TASK STATEMENT: Produce the records again in full, exactly as shown below.

═══ RECORD SET ═══

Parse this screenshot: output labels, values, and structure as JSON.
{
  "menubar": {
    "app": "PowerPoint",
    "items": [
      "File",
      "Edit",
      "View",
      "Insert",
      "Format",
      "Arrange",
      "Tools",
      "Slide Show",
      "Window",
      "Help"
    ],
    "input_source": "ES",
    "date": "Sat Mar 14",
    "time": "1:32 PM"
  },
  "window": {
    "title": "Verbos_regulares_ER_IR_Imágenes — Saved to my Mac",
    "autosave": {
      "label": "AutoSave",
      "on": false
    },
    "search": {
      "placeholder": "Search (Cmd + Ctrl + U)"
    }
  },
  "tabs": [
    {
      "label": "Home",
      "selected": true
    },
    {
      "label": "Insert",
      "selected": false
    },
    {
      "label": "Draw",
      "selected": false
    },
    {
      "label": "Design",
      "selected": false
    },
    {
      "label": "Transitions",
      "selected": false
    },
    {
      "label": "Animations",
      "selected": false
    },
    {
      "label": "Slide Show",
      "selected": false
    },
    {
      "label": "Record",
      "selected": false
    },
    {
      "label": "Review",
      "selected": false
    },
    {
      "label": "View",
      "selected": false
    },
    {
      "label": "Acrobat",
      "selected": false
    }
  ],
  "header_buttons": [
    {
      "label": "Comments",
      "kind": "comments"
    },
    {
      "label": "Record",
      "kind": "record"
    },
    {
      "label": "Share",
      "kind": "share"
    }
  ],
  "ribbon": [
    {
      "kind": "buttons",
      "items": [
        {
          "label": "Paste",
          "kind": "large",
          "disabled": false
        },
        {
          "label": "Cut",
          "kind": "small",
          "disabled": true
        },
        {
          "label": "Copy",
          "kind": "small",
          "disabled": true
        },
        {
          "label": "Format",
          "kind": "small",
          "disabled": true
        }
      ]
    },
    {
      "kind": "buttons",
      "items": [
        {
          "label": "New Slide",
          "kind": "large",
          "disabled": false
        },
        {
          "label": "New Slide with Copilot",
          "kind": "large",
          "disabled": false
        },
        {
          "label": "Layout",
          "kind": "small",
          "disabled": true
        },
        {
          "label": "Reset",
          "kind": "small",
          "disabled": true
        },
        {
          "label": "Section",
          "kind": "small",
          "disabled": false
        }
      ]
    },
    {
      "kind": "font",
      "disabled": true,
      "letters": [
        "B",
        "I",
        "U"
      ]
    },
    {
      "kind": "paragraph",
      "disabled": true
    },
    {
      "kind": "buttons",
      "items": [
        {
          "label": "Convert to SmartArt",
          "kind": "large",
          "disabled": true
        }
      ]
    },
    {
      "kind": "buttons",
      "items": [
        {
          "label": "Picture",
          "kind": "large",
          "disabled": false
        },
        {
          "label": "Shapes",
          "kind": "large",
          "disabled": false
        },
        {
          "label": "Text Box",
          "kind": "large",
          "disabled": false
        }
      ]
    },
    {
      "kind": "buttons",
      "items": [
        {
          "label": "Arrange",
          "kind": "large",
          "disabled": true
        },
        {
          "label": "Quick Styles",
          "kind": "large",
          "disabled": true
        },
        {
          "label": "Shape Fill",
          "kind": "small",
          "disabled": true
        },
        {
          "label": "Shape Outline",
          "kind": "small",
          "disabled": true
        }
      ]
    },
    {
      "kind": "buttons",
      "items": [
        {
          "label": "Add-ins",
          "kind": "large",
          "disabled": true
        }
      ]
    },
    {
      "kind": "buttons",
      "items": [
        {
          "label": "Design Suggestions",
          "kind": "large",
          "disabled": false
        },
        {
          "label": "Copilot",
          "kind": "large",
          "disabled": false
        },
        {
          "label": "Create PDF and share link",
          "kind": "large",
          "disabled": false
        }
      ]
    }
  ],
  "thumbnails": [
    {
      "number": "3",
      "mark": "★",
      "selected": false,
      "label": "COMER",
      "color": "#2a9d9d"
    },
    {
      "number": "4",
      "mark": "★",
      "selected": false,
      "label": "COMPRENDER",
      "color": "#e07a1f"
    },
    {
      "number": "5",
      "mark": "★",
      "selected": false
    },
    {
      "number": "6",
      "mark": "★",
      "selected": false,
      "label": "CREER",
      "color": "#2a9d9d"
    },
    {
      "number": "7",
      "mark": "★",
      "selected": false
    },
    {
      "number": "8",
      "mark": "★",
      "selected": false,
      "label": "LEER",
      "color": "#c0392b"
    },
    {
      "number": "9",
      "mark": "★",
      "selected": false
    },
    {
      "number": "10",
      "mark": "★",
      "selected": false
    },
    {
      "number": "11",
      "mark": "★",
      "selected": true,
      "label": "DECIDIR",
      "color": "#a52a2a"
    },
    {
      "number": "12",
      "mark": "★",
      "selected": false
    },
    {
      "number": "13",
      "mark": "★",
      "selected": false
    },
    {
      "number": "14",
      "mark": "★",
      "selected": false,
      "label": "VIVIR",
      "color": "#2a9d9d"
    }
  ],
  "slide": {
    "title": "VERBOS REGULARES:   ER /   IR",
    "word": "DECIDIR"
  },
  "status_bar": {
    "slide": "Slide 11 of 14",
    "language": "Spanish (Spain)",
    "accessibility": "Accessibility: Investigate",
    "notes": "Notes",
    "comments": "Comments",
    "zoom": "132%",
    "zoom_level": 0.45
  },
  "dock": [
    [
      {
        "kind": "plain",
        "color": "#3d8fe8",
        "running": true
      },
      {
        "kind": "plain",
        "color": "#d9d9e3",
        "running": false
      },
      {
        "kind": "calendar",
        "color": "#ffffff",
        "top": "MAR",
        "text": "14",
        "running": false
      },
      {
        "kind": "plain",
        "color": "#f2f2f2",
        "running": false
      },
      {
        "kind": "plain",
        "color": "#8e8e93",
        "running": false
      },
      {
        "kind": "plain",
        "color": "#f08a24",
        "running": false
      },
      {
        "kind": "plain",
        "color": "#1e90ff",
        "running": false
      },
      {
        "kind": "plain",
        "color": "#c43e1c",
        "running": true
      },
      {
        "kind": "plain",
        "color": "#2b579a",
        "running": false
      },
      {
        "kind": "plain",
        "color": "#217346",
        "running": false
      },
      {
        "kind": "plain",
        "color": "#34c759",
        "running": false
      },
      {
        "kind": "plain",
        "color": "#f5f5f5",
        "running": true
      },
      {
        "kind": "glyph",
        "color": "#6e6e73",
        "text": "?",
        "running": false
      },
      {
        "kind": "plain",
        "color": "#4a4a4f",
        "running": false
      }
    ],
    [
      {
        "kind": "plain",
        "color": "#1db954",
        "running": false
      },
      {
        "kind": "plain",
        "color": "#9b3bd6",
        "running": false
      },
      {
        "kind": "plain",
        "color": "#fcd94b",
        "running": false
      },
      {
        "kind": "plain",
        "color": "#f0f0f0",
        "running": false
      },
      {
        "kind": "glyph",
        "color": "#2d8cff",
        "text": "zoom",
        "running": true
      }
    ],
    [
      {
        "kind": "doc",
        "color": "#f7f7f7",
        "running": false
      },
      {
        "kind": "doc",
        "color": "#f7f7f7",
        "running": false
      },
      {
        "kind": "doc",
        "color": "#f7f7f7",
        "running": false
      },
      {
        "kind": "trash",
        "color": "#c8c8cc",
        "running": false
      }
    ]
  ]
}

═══

RESPONSE:
Parse this screenshot: output labels, values, and structure as JSON.
{
  "menubar": {
    "app": "PowerPoint",
    "items": [
      "File",
      "Edit",
      "View",
      "Insert",
      "Format",
      "Arrange",
      "Tools",
      "Slide Show",
      "Window",
      "Help"
    ],
    "input_source": "ES",
    "date": "Sat Mar 14",
    "time": "1:32 PM"
  },
  "window": {
    "title": "Verbos_regulares_ER_IR_Imágenes — Saved to my Mac",
    "autosave": {
      "label": "AutoSave",
      "on": false
    },
    "search": {
      "placeholder": "Search (Cmd + Ctrl + U)"
    }
  },
  "tabs": [
    {
      "label": "Home",
      "selected": true
    },
    {
      "label": "Insert",
      "selected": false
    },
    {
      "label": "Draw",
      "selected": false
    },
    {
      "label": "Design",
      "selected": false
    },
    {
      "label": "Transitions",
      "selected": false
    },
    {
      "label": "Animations",
      "selected": false
    },
    {
      "label": "Slide Show",
      "selected": false
    },
    {
      "label": "Record",
      "selected": false
    },
    {
      "label": "Review",
      "selected": false
    },
    {
      "label": "View",
      "selected": false
    },
    {
      "label": "Acrobat",
      "selected": false
    }
  ],
  "header_buttons": [
    {
      "label": "Comments",
      "kind": "comments"
    },
    {
      "label": "Record",
      "kind": "record"
    },
    {
      "label": "Share",
      "kind": "share"
    }
  ],
  "ribbon": [
    {
      "kind": "buttons",
      "items": [
        {
          "label": "Paste",
          "kind": "large",
          "disabled": false
        },
        {
          "label": "Cut",
          "kind": "small",
          "disabled": true
        },
        {
          "label": "Copy",
          "kind": "small",
          "disabled": true
        },
        {
          "label": "Format",
          "kind": "small",
          "disabled": true
        }
      ]
    },
    {
      "kind": "buttons",
      "items": [
        {
          "label": "New Slide",
          "kind": "large",
          "disabled": false
        },
        {
          "label": "New Slide with Copilot",
          "kind": "large",
          "disabled": false
        },
        {
          "label": "Layout",
          "kind": "small",
          "disabled": true
        },
        {
          "label": "Reset",
          "kind": "small",
          "disabled": true
        },
        {
          "label": "Section",
          "kind": "small",
          "disabled": false
        }
      ]
    },
    {
      "kind": "font",
      "disabled": true,
      "letters": [
        "B",
        "I",
        "U"
      ]
    },
    {
      "kind": "paragraph",
      "disabled": true
    },
    {
      "kind": "buttons",
      "items": [
        {
          "label": "Convert to SmartArt",
          "kind": "large",
          "disabled": true
        }
      ]
    },
    {
      "kind": "buttons",
      "items": [
        {
          "label": "Picture",
          "kind": "large",
          "disabled": false
        },
        {
          "label": "Shapes",
          "kind": "large",
          "disabled": false
        },
        {
          "label": "Text Box",
          "kind": "large",
          "disabled": false
        }
      ]
    },
    {
      "kind": "buttons",
      "items": [
        {
          "label": "Arrange",
          "kind": "large",
          "disabled": true
        },
        {
          "label": "Quick Styles",
          "kind": "large",
          "disabled": true
        },
        {
          "label": "Shape Fill",
          "kind": "small",
          "disabled": true
        },
        {
          "label": "Shape Outline",
          "kind": "small",
          "disabled": true
        }
      ]
    },
    {
      "kind": "buttons",
      "items": [
        {
          "label": "Add-ins",
          "kind": "large",
          "disabled": true
        }
      ]
    },
    {
      "kind": "buttons",
      "items": [
        {
          "label": "Design Suggestions",
          "kind": "large",
          "disabled": false
        },
        {
          "label": "Copilot",
          "kind": "large",
          "disabled": false
        },
        {
          "label": "Create PDF and share link",
          "kind": "large",
          "disabled": false
        }
      ]
    }
  ],
  "thumbnails": [
    {
      "number": "3",
      "mark": "★",
      "selected": false,
      "label": "COMER",
      "color": "#2a9d9d"
    },
    {
      "number": "4",
      "mark": "★",
      "selected": false,
      "label": "COMPRENDER",
      "color": "#e07a1f"
    },
    {
      "number": "5",
      "mark": "★",
      "selected": false
    },
    {
      "number": "6",
      "mark": "★",
      "selected": false,
      "label": "CREER",
      "color": "#2a9d9d"
    },
    {
      "number": "7",
      "mark": "★",
      "selected": false
    },
    {
      "number": "8",
      "mark": "★",
      "selected": false,
      "label": "LEER",
      "color": "#c0392b"
    },
    {
      "number": "9",
      "mark": "★",
      "selected": false
    },
    {
      "number": "10",
      "mark": "★",
      "selected": false
    },
    {
      "number": "11",
      "mark": "★",
      "selected": true,
      "label": "DECIDIR",
      "color": "#a52a2a"
    },
    {
      "number": "12",
      "mark": "★",
      "selected": false
    },
    {
      "number": "13",
      "mark": "★",
      "selected": false
    },
    {
      "number": "14",
      "mark": "★",
      "selected": false,
      "label": "VIVIR",
      "color": "#2a9d9d"
    }
  ],
  "slide": {
    "title": "VERBOS REGULARES:   ER /   IR",
    "word": "DECIDIR"
  },
  "status_bar": {
    "slide": "Slide 11 of 14",
    "language": "Spanish (Spain)",
    "accessibility": "Accessibility: Investigate",
    "notes": "Notes",
    "comments": "Comments",
    "zoom": "132%",
    "zoom_level": 0.45
  },
  "dock": [
    [
      {
        "kind": "plain",
        "color": "#3d8fe8",
        "running": true
      },
      {
        "kind": "plain",
        "color": "#d9d9e3",
        "running": false
      },
      {
        "kind": "calendar",
        "color": "#ffffff",
        "top": "MAR",
        "text": "14",
        "running": false
      },
      {
        "kind": "plain",
        "color": "#f2f2f2",
        "running": false
      },
      {
        "kind": "plain",
        "color": "#8e8e93",
        "running": false
      },
      {
        "kind": "plain",
        "color": "#f08a24",
        "running": false
      },
      {
        "kind": "plain",
        "color": "#1e90ff",
        "running": false
      },
      {
        "kind": "plain",
        "color": "#c43e1c",
        "running": true
      },
      {
        "kind": "plain",
        "color": "#2b579a",
        "running": false
      },
      {
        "kind": "plain",
        "color": "#217346",
        "running": false
      },
      {
        "kind": "plain",
        "color": "#34c759",
        "running": false
      },
      {
        "kind": "plain",
        "color": "#f5f5f5",
        "running": true
      },
      {
        "kind": "glyph",
        "color": "#6e6e73",
        "text": "?",
        "running": false
      },
      {
        "kind": "plain",
        "color": "#4a4a4f",
        "running": false
      }
    ],
    [
      {
        "kind": "plain",
        "color": "#1db954",
        "running": false
      },
      {
        "kind": "plain",
        "color": "#9b3bd6",
        "running": false
      },
      {
        "kind": "plain",
        "color": "#fcd94b",
        "running": false
      },
      {
        "kind": "plain",
        "color": "#f0f0f0",
        "running": false
      },
      {
        "kind": "glyph",
        "color": "#2d8cff",
        "text": "zoom",
        "running": true
      }
    ],
    [
      {
        "kind": "doc",
        "color": "#f7f7f7",
        "running": false
      },
      {
        "kind": "doc",
        "color": "#f7f7f7",
        "running": false
      },
      {
        "kind": "doc",
        "color": "#f7f7f7",
        "running": false
      },
      {
        "kind": "trash",
        "color": "#c8c8cc",
        "running": false
      }
    ]
  ]
}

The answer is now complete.